▶ **YOUR INSTRUCTIONS**
What lines below include the word "bands"? Copy each one.
═════ DATA EXTRACT
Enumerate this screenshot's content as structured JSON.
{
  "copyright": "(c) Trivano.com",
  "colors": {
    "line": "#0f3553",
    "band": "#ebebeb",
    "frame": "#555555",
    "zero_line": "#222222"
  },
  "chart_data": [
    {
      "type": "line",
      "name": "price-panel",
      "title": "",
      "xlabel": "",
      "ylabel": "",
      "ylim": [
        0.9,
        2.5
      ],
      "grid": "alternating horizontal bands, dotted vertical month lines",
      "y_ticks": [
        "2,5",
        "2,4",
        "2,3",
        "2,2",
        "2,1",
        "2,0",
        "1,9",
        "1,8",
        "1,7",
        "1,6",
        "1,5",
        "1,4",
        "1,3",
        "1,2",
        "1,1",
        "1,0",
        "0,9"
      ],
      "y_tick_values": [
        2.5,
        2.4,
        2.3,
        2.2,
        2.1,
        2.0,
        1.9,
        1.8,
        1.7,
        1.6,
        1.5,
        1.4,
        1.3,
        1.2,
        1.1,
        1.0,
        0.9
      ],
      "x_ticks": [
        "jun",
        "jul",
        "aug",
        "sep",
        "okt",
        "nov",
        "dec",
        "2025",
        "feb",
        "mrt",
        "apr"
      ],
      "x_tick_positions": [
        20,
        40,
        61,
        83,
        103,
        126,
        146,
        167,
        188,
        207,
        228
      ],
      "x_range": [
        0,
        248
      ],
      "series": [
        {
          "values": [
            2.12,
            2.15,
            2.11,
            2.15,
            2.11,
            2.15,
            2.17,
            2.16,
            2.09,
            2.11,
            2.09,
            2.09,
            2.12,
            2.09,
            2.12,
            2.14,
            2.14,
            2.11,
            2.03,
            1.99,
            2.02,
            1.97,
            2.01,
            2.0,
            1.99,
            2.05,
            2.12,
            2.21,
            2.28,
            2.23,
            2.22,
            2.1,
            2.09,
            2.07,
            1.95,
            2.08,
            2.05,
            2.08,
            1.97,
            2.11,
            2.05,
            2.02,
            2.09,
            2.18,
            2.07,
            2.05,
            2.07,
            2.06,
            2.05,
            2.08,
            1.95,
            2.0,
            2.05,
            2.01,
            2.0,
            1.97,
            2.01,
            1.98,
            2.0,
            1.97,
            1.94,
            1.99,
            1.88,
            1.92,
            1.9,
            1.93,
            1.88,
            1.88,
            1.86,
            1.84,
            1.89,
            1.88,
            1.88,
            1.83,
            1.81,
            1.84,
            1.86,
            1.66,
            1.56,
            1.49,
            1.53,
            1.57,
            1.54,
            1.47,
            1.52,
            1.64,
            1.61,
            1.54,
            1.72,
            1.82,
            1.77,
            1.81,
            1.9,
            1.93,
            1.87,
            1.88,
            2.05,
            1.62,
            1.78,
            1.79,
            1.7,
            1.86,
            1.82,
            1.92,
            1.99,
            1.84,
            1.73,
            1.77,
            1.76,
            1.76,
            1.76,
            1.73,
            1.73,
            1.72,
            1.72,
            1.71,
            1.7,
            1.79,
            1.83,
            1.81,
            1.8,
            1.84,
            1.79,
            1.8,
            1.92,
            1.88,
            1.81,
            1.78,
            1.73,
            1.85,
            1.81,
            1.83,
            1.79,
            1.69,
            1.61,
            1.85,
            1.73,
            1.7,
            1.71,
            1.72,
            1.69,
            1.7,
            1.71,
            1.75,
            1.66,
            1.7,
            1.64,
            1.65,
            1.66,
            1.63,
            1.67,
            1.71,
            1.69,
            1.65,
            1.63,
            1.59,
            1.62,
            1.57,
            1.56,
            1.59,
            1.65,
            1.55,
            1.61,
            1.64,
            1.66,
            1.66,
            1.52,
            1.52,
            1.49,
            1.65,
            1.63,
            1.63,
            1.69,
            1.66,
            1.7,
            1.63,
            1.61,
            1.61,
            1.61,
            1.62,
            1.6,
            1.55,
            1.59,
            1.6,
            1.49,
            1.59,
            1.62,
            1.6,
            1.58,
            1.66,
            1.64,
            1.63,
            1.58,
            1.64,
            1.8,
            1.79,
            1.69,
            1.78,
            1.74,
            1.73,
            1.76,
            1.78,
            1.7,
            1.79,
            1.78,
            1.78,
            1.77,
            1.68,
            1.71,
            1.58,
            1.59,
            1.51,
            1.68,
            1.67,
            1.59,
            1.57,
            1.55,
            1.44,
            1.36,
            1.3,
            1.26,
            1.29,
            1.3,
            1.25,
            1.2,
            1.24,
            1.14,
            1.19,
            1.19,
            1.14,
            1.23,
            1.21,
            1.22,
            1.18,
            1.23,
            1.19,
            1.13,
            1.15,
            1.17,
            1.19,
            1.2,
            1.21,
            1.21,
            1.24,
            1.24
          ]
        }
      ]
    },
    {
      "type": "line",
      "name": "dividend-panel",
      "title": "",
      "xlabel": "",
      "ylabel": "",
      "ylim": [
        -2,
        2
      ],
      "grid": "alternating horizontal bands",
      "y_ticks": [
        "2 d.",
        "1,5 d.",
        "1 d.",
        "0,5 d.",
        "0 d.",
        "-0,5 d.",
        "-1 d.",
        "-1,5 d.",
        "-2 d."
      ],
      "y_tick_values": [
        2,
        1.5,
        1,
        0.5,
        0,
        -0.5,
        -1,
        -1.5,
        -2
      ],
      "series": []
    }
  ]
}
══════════
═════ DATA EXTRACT
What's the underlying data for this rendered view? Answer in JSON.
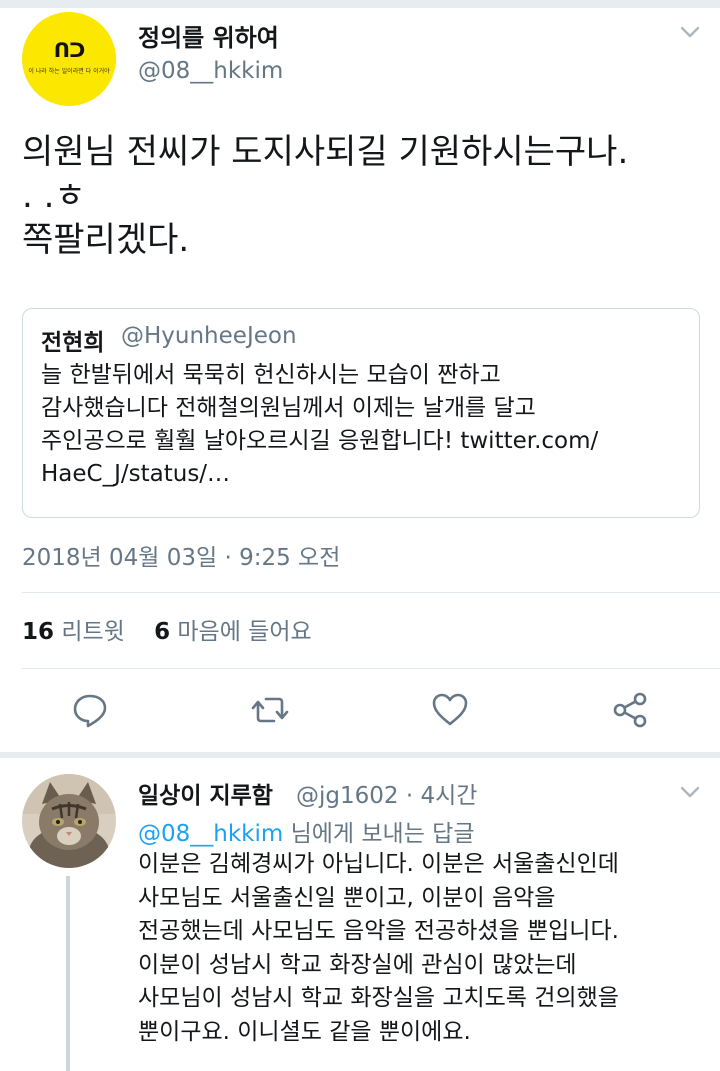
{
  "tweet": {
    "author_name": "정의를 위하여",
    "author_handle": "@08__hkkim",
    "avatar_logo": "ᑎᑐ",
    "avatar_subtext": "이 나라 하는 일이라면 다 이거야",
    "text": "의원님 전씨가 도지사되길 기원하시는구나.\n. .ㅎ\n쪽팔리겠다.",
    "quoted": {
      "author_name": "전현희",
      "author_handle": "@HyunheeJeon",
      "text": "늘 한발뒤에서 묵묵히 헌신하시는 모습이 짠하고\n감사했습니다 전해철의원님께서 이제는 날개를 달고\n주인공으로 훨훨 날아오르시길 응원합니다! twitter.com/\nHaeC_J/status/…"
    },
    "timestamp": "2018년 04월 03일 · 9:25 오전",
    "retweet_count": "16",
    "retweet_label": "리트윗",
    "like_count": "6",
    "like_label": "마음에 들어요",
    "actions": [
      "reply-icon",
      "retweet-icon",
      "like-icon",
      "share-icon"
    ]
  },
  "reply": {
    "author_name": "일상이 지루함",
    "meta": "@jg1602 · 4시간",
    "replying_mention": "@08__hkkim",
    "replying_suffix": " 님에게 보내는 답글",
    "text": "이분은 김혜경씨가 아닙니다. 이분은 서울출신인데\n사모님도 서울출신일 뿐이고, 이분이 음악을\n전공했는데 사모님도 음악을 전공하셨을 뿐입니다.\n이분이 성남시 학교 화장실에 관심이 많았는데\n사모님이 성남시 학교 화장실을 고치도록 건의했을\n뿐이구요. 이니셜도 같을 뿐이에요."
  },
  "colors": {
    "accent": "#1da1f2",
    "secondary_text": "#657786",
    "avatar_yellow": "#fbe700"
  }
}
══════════
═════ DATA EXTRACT
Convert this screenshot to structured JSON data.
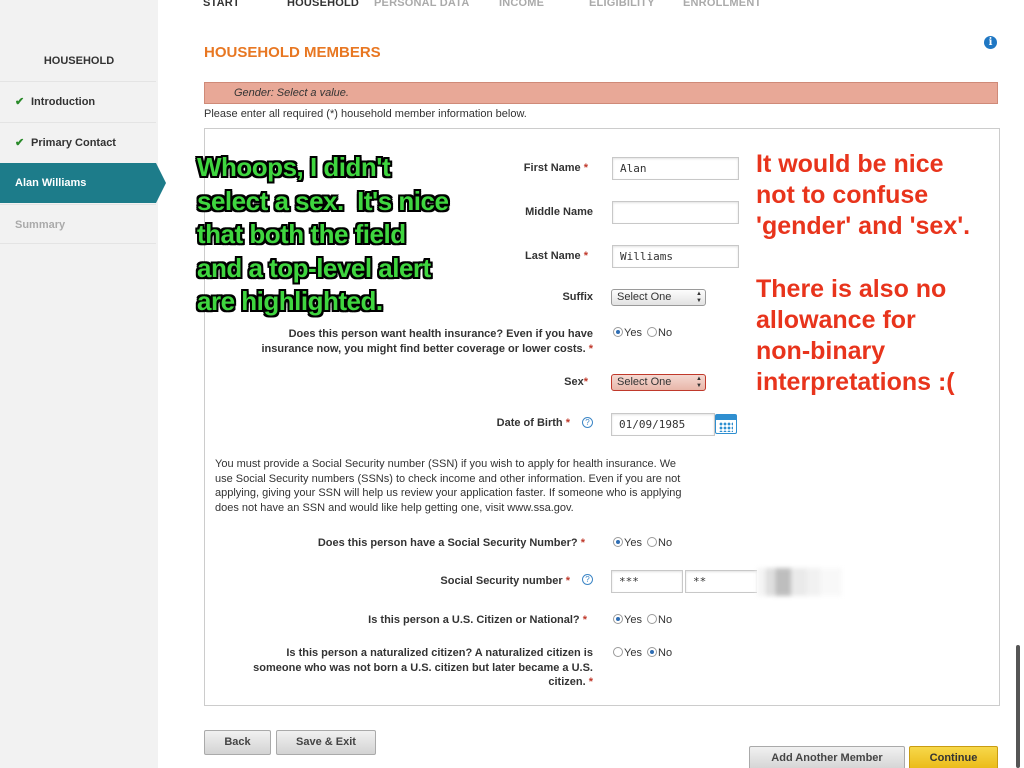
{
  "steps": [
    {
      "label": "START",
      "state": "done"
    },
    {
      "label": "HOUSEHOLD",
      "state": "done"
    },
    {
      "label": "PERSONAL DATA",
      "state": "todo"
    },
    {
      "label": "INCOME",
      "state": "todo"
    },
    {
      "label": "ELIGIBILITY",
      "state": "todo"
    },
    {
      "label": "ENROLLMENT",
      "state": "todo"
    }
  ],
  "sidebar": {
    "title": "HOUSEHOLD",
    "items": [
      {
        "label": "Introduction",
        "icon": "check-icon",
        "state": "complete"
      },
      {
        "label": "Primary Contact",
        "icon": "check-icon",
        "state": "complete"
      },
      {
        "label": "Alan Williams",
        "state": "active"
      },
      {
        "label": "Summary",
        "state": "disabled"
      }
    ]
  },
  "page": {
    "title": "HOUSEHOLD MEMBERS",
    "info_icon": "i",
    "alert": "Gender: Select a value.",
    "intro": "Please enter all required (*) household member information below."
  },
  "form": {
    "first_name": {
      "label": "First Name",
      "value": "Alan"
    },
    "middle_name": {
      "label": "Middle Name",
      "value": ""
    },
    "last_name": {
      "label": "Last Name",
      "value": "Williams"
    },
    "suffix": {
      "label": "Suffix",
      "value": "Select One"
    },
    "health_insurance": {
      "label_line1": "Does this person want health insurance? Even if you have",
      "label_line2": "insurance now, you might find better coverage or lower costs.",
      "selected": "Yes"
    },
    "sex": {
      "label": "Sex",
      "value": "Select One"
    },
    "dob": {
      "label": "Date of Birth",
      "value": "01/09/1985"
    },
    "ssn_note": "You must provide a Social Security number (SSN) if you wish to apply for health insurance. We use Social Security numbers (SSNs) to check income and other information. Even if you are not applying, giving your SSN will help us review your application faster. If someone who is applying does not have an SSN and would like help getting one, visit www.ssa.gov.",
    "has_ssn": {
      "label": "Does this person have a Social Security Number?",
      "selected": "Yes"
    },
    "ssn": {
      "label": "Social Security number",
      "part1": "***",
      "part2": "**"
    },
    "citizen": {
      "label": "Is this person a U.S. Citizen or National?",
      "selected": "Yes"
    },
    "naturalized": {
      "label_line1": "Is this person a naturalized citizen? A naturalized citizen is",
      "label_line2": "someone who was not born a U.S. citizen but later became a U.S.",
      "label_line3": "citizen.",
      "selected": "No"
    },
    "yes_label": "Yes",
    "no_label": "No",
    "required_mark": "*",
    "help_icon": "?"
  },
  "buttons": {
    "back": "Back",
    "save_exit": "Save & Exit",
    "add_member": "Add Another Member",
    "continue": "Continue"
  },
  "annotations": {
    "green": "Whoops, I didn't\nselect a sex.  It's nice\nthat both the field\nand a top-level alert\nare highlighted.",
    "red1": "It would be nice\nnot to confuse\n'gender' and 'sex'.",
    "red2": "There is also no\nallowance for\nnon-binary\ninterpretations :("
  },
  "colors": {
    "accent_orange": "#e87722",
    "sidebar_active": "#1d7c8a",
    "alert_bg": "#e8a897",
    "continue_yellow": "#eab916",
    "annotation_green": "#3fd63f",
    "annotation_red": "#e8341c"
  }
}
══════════
▶ **EXPECTED OUTPUT**
      "grid": "alternating horizontal bands, dotted vertical month lines",
      "grid": "alternating horizontal bands",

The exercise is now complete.